Transiently populated oligomers formed en route to amyloid fibrils may constitute the most toxic aggregates associated with many amyloid-associated diseases. Most nucleation theories used to describe amyloid aggregation predict low oligomer concentrations and do not take into account free energy costs that may be associated with structural rearrangements between the oligomer and fiber states. We have used isotope labeling and two-dimensional infrared spectroscopy to spectrally resolve an oligomeric intermediate during the aggregation of the human islet amyloid protein (hIAPP or amylin), the protein associated with type II diabetes. A structural rearrangement includes the F23G24A25I26L27 region of hIAPP, which starts from a random coil structure, evolves into ordered β-sheet oligomers containing at least 5 strands, and then partially disorders in the fibril structure. The supercritical concentration is measured to be between 150 and 250 μM, which is the thermodynamic parameter that sets the free energy of the oligomers. A 3-state kinetic model fits the experimental data, but only if it includes a concentration independent free energy barrier >3 kcal/mol that represents the free energy cost of refolding the oligomeric intermediate into the structure of the amyloid fibril; i.e., "oligomer activation" is required.

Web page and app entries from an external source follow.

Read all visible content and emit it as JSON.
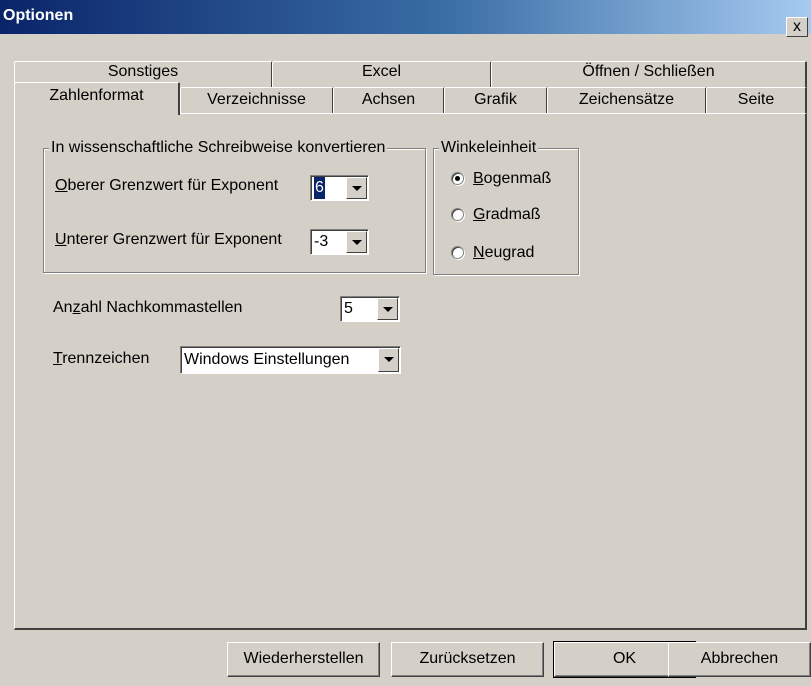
{
  "window": {
    "title": "Optionen",
    "close_label": "x"
  },
  "tabs_back": [
    {
      "label": "Sonstiges"
    },
    {
      "label": "Excel"
    },
    {
      "label": "Öffnen / Schließen"
    }
  ],
  "tabs_front": [
    {
      "label": "Zahlenformat",
      "active": true
    },
    {
      "label": "Verzeichnisse"
    },
    {
      "label": "Achsen"
    },
    {
      "label": "Grafik"
    },
    {
      "label": "Zeichensätze"
    },
    {
      "label": "Seite"
    }
  ],
  "scientific_group": {
    "legend": "In wissenschaftliche Schreibweise konvertieren",
    "upper": {
      "label_accel": "O",
      "label_rest": "berer Grenzwert für Exponent",
      "value": "6"
    },
    "lower": {
      "label_accel": "U",
      "label_rest": "nterer Grenzwert für Exponent",
      "value": "-3"
    }
  },
  "angle_group": {
    "legend": "Winkeleinheit",
    "options": [
      {
        "accel": "B",
        "rest": "ogenmaß",
        "checked": true
      },
      {
        "accel": "G",
        "rest": "radmaß",
        "checked": false
      },
      {
        "accel": "N",
        "rest": "eugrad",
        "checked": false
      }
    ]
  },
  "decimals": {
    "label_pre": "An",
    "label_accel": "z",
    "label_post": "ahl Nachkommastellen",
    "value": "5"
  },
  "separator": {
    "label_accel": "T",
    "label_rest": "rennzeichen",
    "value": "Windows Einstellungen"
  },
  "buttons": {
    "restore": "Wiederherstellen",
    "reset": "Zurücksetzen",
    "ok": "OK",
    "cancel": "Abbrechen"
  }
}
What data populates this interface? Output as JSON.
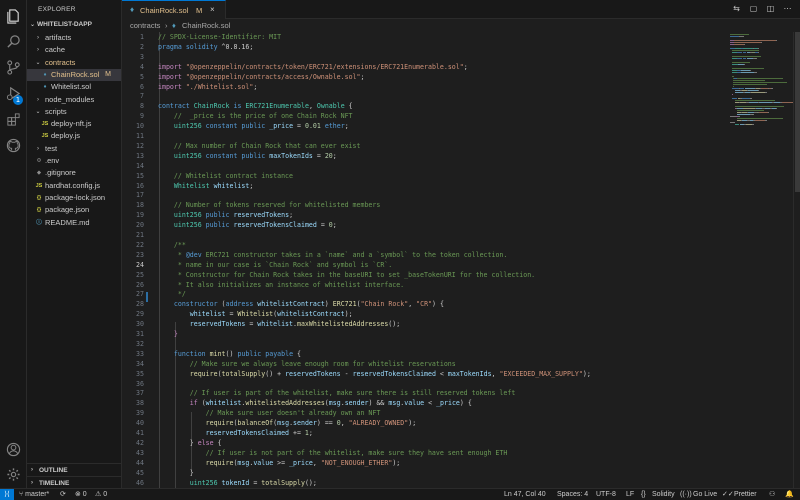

The barrier creates a transition state in the free energy landscape that slows fibril formation and creates a stable population of oligomers during the lag phase, even at concentrations below the supercritical concentration. Largely missing in current kinetic models is a link between structure and kinetics. Our experiments and modeling provide evidence that protein structural rearrangements during aggregation impact the populations and kinetics of toxic oligomeric species.
ASJC Scopus subject areas
- Colloid and Surface Chemistry